BINGHAMTON, N.Y. (AP) – Speakers at a state hearing on natural gas drilling Thursday drew conflicting images of the industry’s impact in nearby Pennsylvania, with drilling advocates touting jobs and prosperity and opponents describing a despoiled landscape and ruined water wells.
With frequent interruptions for catcalls and applause, only 63 people got a chance to weigh in on proposed natural gas-drilling rules during a three-hour hearing attended by more than 1,000 people Thursday in Binghamton, the expected epicenter of drilling in New York’s part of the Marcellus Shale.
Stephen Herz, a Broome County legislator, farmer, and former teacher, said his former students have been unable to find employment near home but some quickly found well-paying jobs in the natural gas business in Pennsylvania, where Marcellus Shale development has been under way since 2008.
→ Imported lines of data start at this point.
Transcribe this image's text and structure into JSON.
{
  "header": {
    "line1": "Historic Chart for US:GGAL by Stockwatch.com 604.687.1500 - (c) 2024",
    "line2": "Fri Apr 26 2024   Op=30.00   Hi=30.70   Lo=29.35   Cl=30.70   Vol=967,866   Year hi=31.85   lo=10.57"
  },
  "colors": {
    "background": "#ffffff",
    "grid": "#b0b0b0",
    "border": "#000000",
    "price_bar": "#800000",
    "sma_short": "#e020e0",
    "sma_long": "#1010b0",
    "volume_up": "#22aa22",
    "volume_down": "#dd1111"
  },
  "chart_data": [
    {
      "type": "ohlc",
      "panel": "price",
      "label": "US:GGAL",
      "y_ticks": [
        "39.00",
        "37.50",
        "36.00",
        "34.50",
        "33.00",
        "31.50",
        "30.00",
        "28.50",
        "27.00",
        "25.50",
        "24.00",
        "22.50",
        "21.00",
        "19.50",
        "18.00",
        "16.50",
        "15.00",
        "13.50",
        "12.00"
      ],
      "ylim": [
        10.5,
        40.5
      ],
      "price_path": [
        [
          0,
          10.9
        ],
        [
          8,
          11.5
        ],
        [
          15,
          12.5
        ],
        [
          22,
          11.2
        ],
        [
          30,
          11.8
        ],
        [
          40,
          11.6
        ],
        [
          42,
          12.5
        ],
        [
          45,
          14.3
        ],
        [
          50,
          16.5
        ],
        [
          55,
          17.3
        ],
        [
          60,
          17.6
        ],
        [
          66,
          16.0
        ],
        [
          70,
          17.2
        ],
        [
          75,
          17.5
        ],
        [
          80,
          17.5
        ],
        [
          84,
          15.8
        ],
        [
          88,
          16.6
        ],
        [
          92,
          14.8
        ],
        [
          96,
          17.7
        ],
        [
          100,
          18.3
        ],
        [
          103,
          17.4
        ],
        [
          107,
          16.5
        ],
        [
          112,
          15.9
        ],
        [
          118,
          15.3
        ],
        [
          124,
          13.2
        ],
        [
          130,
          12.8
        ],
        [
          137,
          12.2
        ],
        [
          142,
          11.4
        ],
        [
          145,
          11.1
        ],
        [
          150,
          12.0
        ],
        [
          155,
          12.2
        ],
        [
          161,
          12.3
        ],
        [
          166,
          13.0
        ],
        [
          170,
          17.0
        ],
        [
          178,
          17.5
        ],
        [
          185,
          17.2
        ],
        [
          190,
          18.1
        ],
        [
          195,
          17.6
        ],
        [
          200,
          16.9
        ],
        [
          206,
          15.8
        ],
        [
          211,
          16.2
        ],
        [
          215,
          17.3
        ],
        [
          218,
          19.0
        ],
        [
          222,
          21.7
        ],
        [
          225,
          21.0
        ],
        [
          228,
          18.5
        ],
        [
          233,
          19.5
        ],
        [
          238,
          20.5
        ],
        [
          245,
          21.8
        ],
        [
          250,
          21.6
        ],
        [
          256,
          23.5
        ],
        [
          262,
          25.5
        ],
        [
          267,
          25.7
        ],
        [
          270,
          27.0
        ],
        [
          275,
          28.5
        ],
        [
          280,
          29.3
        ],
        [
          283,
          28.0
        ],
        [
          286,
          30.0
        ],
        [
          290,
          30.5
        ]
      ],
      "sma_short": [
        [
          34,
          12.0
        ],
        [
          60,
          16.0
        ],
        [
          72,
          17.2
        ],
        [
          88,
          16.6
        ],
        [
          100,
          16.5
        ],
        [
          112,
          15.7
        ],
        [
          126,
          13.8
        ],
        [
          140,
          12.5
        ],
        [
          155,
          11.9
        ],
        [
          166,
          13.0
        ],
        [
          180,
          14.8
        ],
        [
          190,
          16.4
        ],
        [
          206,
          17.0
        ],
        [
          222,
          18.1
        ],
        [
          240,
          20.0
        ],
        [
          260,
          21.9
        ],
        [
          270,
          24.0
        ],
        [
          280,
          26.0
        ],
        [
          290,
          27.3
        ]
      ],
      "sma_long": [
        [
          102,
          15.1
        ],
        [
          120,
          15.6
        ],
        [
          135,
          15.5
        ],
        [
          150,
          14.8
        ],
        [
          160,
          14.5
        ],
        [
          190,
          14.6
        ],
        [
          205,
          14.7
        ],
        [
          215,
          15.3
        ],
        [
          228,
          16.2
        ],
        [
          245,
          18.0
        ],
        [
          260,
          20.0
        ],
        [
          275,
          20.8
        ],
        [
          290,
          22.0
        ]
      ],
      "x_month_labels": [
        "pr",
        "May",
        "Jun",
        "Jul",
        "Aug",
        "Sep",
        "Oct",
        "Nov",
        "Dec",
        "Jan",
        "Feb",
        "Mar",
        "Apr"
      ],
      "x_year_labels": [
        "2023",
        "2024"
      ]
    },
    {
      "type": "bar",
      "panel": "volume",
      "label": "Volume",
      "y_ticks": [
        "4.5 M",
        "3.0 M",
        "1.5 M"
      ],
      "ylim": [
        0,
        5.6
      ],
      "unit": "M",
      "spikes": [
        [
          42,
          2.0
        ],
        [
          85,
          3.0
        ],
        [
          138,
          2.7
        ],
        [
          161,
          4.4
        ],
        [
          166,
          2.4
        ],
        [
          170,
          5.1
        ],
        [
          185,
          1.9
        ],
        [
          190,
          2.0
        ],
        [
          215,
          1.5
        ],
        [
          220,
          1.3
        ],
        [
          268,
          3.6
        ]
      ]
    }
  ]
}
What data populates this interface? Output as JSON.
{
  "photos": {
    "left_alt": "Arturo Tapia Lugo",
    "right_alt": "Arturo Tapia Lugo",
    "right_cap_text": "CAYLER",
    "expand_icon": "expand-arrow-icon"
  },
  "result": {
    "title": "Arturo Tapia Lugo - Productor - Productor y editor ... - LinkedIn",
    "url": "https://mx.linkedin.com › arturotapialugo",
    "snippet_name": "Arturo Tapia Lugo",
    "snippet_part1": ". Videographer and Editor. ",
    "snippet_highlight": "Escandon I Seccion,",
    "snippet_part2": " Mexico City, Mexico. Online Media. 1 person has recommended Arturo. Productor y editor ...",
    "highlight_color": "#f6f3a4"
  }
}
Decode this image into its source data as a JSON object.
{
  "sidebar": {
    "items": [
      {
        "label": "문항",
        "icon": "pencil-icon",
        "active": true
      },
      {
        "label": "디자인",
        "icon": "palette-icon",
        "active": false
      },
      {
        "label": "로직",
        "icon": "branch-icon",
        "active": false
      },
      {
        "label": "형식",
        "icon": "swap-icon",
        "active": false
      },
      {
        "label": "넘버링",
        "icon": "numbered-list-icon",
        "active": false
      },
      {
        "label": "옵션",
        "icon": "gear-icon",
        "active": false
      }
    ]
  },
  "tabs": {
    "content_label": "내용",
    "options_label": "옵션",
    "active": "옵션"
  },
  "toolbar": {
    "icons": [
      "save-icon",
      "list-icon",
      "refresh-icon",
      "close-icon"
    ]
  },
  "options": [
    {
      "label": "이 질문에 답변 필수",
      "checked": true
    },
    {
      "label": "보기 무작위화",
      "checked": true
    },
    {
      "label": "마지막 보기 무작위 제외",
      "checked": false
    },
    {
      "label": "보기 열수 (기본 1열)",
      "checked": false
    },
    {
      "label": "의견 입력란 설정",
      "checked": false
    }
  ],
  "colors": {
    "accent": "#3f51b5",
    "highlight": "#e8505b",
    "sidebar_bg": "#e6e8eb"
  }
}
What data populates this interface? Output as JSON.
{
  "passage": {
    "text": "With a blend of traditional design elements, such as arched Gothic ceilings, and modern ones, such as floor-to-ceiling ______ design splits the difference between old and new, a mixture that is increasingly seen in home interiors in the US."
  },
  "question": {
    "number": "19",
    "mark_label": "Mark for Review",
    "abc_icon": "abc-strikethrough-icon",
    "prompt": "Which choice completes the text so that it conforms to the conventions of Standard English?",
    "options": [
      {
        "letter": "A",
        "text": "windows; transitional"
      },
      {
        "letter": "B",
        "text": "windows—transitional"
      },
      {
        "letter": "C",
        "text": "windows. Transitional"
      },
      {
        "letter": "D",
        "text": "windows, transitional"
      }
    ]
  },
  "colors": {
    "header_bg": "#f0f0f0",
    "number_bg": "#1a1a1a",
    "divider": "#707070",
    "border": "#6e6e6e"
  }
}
“Our farms are shutting down and being sold to speculators. Our rural areas, quite frankly, are becoming wastelands. We’re laying off teachers, curtailing programs,” Herz said. He said natural gas development would provide much-needed jobs and revenues.
Craig Sautner, one of 11 homeowners from Dimock, Pa., suing Cabot Oil & Gas over contamination of their wells, offered a cautionary tale to those who think drilling has been a blessing in Pennsylvania. “I’ve been living with a contaminated well now for more than three years,” he said.
Chris Oliver of Bainbridge, member of the Central New York Landowners Coalition, said his group spent three years investigating claims about gas-drilling problems and decided the claims were overblown. “We’ve come to an informed, educated conclusion,” he said. “We are pro-drilling, pro-fracking, and most of all, pro landowner rights.”